      The Creatures that caſt their Skin are, the Snake, the Viper, the Grashopper, the Lizard, the Silk-worm, &c. Thoſe that caſt their Shell are, the Lobſter, the Crab, the Cra-fish, the Hodmandod or Dodman, the Tortoise, &c. The old Skins are found, but the old Shells never: So as it is like they ſcale off, and crumble away by degrees.

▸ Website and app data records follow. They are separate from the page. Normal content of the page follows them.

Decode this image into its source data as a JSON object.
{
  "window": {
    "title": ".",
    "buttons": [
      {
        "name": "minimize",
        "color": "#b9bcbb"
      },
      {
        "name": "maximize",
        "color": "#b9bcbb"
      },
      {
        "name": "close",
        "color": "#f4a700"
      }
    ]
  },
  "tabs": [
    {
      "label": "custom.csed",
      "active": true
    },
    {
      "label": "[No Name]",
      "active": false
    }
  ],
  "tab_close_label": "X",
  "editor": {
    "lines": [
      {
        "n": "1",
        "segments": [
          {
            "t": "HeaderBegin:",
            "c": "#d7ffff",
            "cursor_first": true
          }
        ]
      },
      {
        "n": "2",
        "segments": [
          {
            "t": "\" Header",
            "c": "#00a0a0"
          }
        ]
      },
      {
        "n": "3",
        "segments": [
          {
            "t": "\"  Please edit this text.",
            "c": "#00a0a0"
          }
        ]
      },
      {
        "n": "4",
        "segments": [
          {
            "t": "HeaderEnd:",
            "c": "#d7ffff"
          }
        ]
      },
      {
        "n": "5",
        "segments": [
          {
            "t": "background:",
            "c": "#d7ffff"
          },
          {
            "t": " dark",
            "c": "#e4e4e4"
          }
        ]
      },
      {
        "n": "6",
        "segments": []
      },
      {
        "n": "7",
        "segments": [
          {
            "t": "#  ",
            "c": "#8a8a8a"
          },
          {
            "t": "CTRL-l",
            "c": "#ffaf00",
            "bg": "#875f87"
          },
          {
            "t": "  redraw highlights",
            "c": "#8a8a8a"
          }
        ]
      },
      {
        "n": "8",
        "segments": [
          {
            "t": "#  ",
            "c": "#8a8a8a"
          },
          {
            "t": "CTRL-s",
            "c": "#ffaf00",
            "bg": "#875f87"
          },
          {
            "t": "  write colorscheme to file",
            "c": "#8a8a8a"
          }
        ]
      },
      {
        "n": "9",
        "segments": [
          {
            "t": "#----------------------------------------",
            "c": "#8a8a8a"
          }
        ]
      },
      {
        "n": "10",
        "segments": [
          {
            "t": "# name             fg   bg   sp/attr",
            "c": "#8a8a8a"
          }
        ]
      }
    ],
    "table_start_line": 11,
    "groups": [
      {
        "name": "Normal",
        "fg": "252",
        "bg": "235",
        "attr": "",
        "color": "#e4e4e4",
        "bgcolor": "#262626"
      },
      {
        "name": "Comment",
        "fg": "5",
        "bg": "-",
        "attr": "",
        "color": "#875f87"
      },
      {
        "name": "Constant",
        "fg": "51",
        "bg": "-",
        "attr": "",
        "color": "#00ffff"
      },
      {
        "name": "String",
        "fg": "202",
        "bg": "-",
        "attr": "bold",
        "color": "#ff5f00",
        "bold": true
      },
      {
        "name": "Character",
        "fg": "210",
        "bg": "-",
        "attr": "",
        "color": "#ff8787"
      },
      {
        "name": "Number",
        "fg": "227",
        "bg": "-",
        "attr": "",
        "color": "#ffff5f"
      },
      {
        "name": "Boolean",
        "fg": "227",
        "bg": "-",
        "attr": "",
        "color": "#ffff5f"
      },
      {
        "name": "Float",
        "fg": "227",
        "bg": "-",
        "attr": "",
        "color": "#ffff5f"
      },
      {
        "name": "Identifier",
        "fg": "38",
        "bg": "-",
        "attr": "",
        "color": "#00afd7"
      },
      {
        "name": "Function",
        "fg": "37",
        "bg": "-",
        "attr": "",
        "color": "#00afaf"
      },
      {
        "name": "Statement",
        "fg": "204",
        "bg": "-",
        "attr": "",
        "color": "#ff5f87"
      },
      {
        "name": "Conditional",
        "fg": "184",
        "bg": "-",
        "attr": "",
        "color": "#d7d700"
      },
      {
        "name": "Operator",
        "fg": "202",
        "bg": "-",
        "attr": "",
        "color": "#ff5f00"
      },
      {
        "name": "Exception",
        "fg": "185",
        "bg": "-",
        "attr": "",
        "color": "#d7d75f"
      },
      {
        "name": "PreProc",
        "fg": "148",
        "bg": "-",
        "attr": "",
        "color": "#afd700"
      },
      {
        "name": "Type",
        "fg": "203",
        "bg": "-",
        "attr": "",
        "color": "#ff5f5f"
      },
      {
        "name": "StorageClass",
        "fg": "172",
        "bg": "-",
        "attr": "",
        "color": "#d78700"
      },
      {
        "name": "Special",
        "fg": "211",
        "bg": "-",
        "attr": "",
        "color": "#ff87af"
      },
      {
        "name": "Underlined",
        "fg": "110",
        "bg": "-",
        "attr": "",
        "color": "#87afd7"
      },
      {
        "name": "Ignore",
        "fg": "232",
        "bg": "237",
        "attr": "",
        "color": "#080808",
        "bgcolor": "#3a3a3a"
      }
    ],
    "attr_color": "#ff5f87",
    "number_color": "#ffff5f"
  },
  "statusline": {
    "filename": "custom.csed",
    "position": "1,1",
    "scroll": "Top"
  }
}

    • 1674, N[athaniel] Fairfax; S[amuel] P[arker], A Treatise of the Bulk and Selvedge of the World: [], London: Printed for Robert Boulter [...], OCLC 802089733, page 125; quoted in John Greaves Nall, “A Glossary of East Anglian Provincialisms. []”, in An Etymological and Comparative Glossary of the Dialect and Provincialisms of East Anglia, with Illustrations Derived from Native Authors, London: Longmans, Green, Reader & Dyer, 1866, OCLC 503898140, page 542:
      Dodman [] In that a Snayl or Dodman, which is not only not warm, but to our feeling very cold, is fain to brood its as cold sweaty eggs, nested upon a cold wet earth, bespewing them about with the fuzze of a cold clammy froth, in coldish [d]raughty weather, and all making way to a kind and timely hatching.

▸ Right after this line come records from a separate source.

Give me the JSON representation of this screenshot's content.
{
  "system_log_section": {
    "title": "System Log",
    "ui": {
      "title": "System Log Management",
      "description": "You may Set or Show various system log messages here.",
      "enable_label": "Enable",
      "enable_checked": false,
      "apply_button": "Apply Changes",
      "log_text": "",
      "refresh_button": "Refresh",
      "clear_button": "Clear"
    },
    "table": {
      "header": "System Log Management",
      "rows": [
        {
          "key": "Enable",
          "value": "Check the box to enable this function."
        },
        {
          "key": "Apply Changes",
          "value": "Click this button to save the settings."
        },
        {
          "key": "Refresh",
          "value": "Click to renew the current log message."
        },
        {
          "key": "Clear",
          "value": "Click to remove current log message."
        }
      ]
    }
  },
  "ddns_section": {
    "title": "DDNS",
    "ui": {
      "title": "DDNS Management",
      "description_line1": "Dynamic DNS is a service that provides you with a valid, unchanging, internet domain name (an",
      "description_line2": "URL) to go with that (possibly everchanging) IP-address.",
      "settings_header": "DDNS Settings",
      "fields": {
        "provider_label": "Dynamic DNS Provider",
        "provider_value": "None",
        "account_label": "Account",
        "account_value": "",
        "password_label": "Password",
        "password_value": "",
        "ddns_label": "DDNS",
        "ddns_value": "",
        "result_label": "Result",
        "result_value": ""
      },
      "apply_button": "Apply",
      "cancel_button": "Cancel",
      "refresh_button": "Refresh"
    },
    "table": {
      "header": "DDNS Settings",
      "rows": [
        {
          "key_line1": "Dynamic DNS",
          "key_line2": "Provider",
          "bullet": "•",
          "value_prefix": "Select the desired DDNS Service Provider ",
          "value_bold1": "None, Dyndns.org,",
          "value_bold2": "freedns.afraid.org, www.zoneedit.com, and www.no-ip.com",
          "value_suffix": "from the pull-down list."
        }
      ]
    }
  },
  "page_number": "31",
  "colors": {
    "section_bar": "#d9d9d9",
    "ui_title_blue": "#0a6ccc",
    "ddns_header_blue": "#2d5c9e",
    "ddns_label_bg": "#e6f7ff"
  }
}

      The page number of the 1674 work is stated in the 1847 quotation below.
    • [1823, Edward Moor, “Hodmandod”, in Suffolk Words and Phrases; or, An Attempt to Collect the Lingual Localisms of that County, Woodbridge, Suffolk: Printed by J. Loder, for R. Hunter [], OCLC 156107295, page 174:
      A snail is also called Dodman in Suffolk and Norfolk.]
    • 1850 November 14, Charles Dickens, “My ‘First Half’ at Salem House”, in The Personal History of David Copperfield, London: Bradbury & Evans, OCLC 63963296; republished as The Personal History of David Copperfield. [...] In Three Volumes (Collection of British Authors; 175), volume I, Tauchniz edition, Leipzig: Bernhard Tauchniz, 1850, OCLC 781156679, page 144:
      "[...] I'm a reg'lar Dodman, I am," said Mr. Peggotty, by which he meant snail, and this was his allusion to being slow to go, for he had attempted to go after every sentence, and had somehow or other come back again; "but I wish you both well, and I wish you happy!"
  2. A snail's shell.
  3. Any shellfish which casts its shell, such as a lobster.
  4. (rare, possibly erroneous) A surveyor.

Related terms[edit]


  1. ^ Bryan Kozlowski (2016), “Dodman”, in What the Dickens?!: Distinctly Dickensian Words and How to Use Them, Philadelphia, Pa.: Running Press, →ISBN.
  2. ^ dodden, v.” in MED Online, Ann Arbor, Mich.: University of Michigan, 2007, retrieved 14 August 2017.
  3. 3.0 3.1 Hodmandod” in Michael Quinion, World Wide Words[1], 19 April 2014.
  4. ^ dod(de, n.” in MED Online, Ann Arbor, Mich.: University of Michigan, 2007, retrieved 14 August 2017.

Further reading[edit]